### Instructions for the task
Please work out how many lines in the entries below include the string "background", and reply with the number alone.

[Dataset rows describing interfaces]
►

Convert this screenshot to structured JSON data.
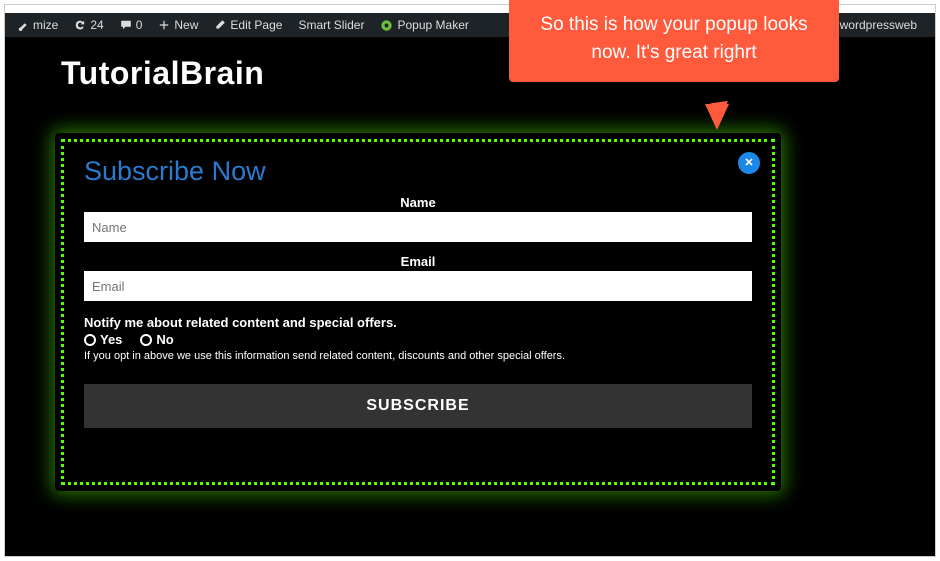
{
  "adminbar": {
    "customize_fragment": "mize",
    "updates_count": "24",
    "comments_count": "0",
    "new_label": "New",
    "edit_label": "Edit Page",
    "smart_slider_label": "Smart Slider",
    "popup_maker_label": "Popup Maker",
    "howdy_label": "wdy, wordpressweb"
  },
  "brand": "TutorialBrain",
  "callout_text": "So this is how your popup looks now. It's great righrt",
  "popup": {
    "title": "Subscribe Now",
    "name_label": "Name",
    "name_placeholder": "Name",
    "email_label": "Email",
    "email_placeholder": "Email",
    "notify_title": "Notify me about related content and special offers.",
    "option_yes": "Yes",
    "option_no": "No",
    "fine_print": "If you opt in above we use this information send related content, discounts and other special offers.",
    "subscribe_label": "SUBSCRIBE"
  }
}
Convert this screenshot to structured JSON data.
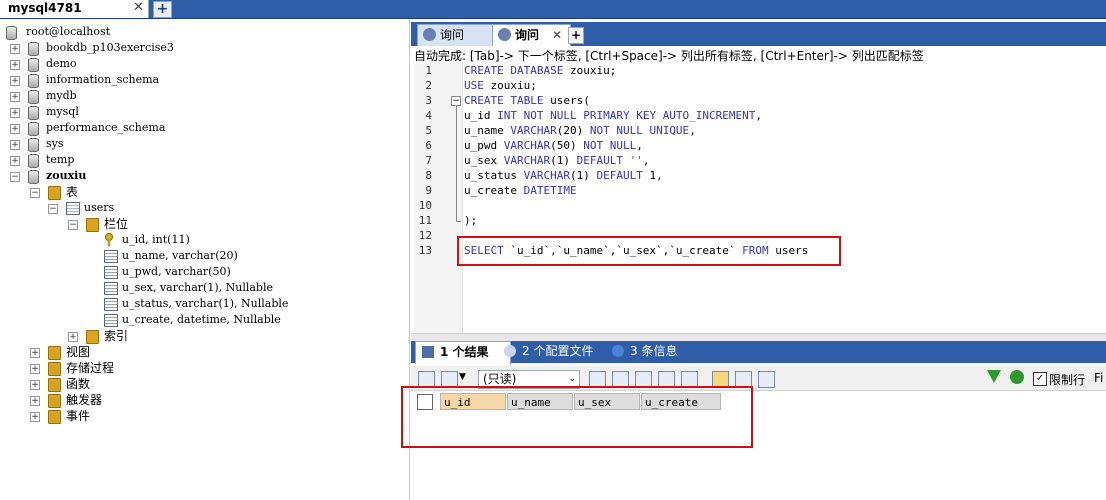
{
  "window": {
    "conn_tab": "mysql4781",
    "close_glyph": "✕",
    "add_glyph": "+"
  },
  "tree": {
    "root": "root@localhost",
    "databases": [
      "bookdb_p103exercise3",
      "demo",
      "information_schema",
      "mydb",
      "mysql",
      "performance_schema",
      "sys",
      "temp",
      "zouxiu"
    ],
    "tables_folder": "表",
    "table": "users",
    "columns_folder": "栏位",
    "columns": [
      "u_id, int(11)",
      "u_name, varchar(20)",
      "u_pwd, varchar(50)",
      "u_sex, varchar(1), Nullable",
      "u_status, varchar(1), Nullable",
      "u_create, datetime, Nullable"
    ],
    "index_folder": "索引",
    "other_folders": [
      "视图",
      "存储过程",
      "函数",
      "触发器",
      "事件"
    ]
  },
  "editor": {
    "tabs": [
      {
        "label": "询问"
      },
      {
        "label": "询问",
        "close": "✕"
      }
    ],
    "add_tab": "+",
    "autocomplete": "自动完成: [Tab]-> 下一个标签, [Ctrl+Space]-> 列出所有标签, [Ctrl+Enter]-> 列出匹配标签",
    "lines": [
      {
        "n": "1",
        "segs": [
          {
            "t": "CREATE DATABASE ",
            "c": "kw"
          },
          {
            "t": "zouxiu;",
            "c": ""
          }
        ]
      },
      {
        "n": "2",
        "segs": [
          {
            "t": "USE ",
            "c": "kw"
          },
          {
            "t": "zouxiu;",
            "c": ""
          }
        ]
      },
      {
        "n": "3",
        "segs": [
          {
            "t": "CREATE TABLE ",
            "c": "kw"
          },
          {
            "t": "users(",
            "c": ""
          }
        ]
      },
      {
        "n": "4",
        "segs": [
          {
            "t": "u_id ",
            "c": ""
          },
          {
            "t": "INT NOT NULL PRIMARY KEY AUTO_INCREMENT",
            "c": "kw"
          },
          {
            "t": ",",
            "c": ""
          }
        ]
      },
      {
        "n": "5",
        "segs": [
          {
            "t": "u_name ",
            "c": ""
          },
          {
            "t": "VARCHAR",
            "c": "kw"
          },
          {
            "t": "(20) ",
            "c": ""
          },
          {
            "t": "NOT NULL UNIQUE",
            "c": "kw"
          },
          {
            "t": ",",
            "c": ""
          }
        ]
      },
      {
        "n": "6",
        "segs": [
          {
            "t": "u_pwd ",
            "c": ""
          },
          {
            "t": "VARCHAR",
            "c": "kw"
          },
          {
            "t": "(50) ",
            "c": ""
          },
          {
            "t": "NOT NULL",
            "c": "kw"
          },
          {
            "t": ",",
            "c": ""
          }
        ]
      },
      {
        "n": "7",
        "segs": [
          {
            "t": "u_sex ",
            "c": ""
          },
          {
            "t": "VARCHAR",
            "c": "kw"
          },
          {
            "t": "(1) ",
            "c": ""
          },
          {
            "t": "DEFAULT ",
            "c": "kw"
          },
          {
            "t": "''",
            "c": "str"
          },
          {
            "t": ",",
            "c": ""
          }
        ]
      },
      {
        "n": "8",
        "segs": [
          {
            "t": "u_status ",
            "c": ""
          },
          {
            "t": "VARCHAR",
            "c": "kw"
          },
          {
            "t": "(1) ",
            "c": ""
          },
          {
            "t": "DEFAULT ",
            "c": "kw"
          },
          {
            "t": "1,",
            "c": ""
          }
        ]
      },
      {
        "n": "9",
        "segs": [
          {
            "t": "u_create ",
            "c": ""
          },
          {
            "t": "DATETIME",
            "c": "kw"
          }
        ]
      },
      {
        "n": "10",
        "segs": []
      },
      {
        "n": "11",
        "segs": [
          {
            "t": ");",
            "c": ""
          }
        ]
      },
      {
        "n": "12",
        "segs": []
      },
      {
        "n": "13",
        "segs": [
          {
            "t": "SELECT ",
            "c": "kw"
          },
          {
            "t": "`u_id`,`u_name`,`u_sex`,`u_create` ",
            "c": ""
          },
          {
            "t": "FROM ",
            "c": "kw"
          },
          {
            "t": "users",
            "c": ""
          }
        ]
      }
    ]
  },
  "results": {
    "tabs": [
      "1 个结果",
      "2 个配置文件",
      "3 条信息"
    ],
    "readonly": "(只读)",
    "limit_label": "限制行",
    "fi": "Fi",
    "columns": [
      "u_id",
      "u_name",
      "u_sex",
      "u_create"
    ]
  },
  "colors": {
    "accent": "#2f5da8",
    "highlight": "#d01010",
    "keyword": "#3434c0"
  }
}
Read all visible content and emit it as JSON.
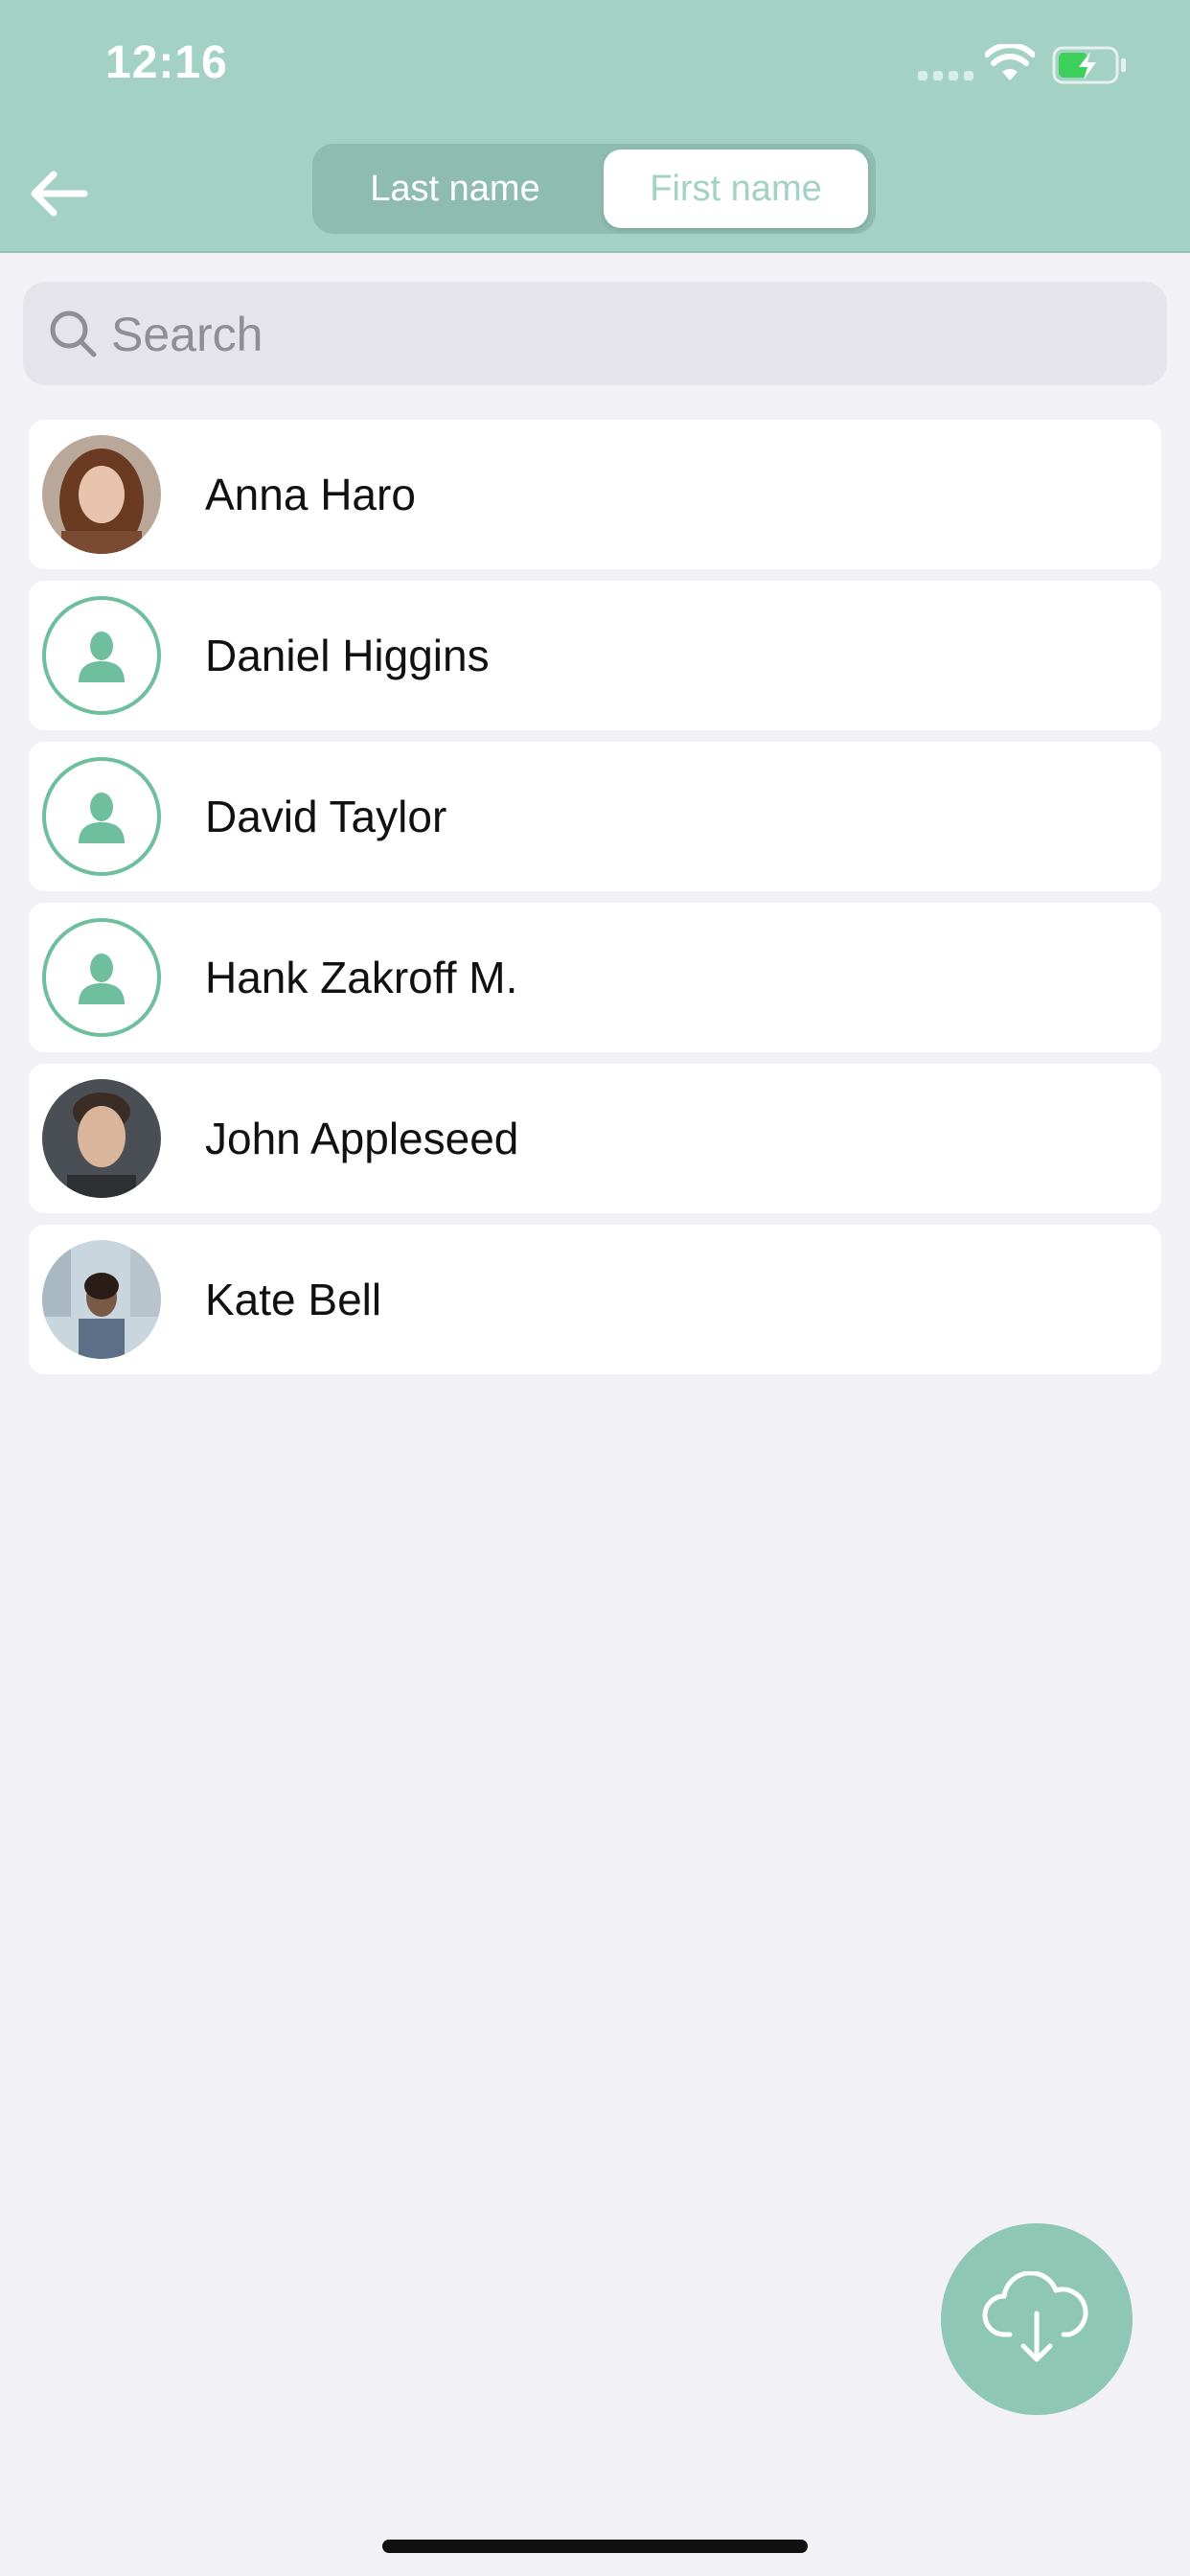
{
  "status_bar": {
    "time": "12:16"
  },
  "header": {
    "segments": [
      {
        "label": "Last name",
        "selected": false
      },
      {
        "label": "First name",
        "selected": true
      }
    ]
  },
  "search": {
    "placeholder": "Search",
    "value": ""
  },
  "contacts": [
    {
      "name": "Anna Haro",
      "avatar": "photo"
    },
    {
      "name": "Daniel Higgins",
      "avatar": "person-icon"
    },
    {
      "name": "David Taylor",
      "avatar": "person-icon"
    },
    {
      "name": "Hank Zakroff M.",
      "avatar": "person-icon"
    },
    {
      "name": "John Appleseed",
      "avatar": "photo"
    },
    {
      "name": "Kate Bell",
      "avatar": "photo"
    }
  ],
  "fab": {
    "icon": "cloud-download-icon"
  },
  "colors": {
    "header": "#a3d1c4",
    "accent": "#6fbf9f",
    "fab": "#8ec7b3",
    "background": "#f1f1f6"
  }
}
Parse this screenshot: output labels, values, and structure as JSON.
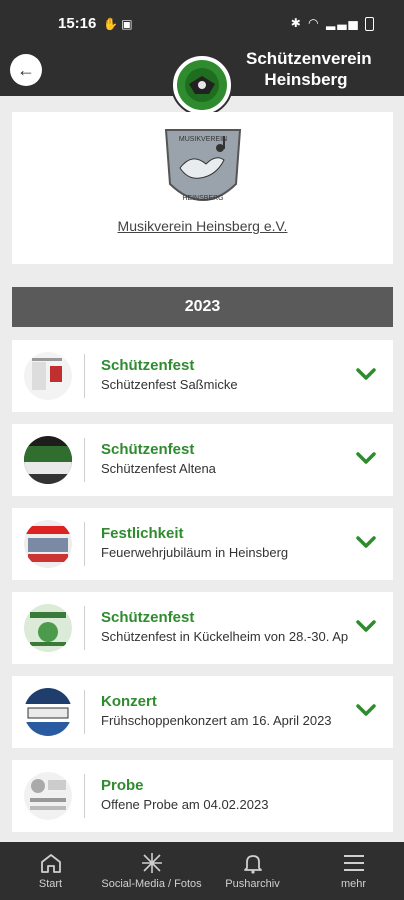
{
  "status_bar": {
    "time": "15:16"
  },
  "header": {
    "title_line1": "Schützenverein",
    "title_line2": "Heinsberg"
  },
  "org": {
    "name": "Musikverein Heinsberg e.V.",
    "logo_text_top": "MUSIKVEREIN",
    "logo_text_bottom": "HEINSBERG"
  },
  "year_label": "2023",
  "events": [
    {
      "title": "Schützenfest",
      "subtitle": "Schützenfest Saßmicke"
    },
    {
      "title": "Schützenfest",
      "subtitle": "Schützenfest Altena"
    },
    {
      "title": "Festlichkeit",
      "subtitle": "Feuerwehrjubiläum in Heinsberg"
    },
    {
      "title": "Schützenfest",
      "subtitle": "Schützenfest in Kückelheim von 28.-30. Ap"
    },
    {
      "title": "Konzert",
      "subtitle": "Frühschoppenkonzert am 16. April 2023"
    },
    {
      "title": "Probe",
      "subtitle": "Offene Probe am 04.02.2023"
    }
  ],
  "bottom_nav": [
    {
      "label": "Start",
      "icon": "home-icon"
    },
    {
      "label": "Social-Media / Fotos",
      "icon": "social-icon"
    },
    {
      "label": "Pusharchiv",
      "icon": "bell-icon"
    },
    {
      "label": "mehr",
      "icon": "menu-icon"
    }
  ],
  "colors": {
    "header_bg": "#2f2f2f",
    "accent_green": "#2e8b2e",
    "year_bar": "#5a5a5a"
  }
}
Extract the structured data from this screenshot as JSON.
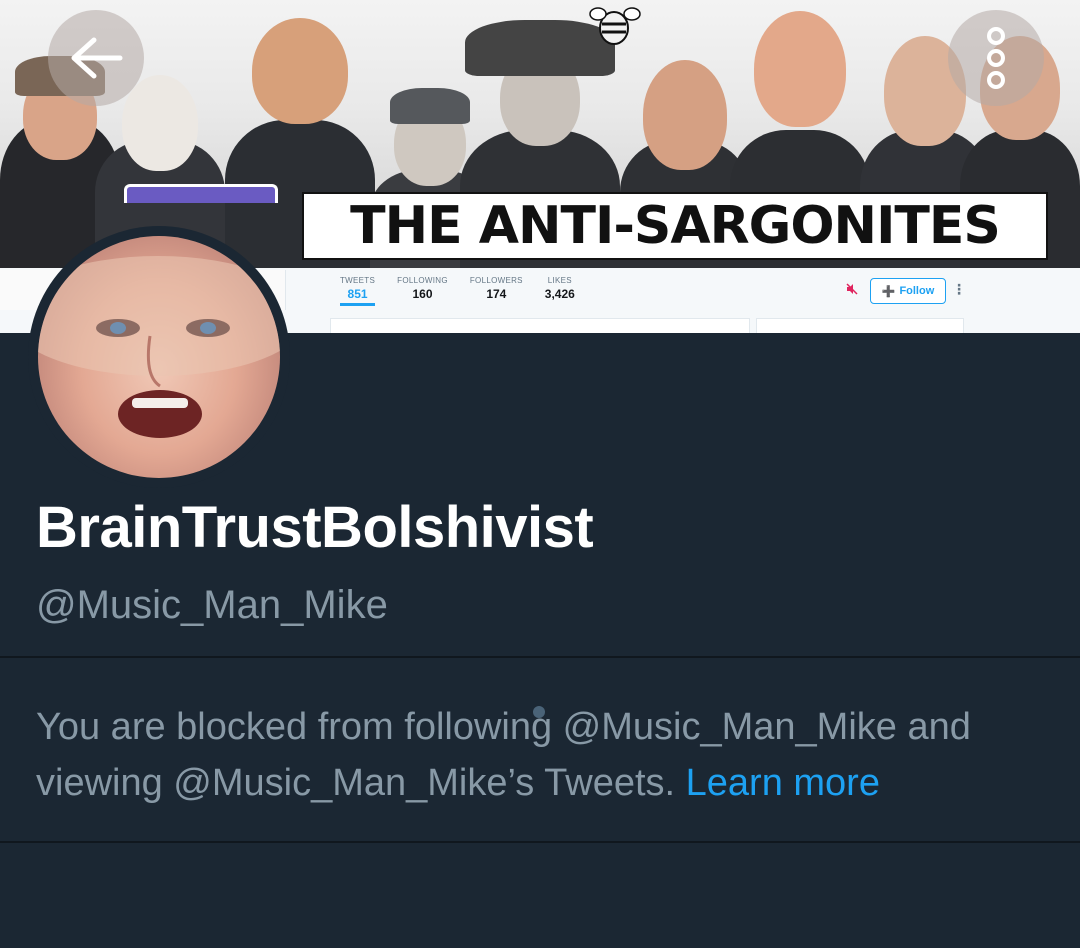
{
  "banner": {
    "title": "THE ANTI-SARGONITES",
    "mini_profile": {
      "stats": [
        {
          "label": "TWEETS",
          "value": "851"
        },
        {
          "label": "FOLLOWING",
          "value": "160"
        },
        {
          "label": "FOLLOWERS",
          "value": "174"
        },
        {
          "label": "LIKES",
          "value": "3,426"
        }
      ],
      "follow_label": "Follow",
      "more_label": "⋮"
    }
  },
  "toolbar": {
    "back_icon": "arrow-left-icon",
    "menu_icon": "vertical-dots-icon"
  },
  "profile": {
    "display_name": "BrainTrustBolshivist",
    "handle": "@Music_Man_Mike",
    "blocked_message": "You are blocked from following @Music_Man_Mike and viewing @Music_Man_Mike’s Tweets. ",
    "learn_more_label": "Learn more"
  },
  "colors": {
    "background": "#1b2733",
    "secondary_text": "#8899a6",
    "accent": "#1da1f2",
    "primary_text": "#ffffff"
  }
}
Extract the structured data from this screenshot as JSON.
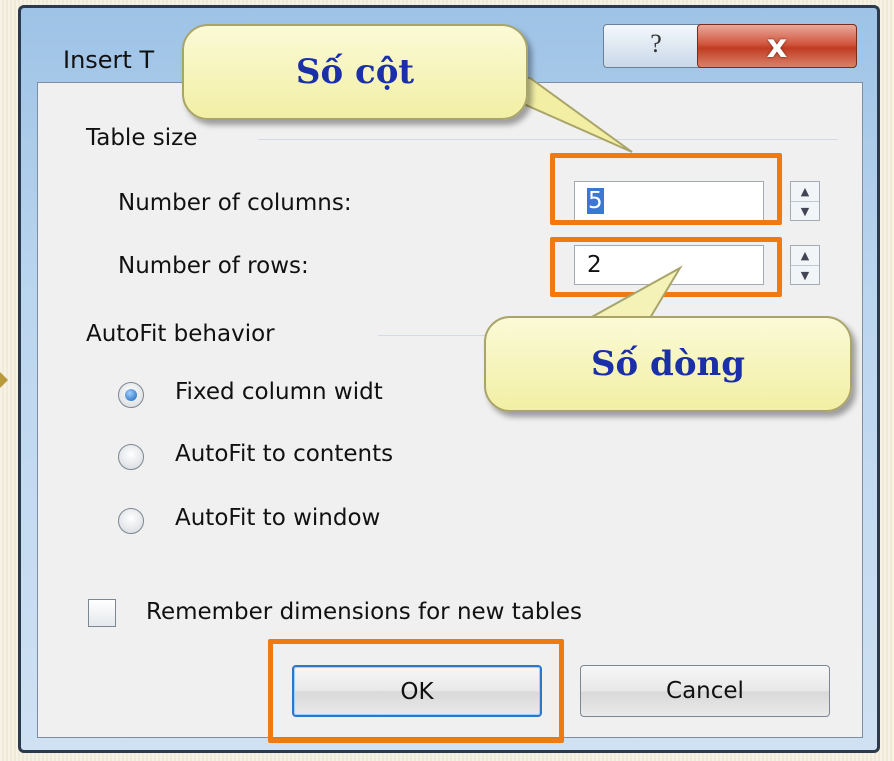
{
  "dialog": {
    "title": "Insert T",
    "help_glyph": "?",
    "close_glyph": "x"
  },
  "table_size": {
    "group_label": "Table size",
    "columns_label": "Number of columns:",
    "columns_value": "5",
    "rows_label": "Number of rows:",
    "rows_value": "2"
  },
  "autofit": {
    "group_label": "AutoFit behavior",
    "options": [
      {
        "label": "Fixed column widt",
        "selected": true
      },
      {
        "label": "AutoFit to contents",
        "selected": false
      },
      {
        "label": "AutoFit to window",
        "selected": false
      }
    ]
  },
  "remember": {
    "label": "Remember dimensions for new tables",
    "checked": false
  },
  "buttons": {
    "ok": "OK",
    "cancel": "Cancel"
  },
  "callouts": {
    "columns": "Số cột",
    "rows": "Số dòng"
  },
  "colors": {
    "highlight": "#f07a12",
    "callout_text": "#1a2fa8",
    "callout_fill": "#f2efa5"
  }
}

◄

### Solution
2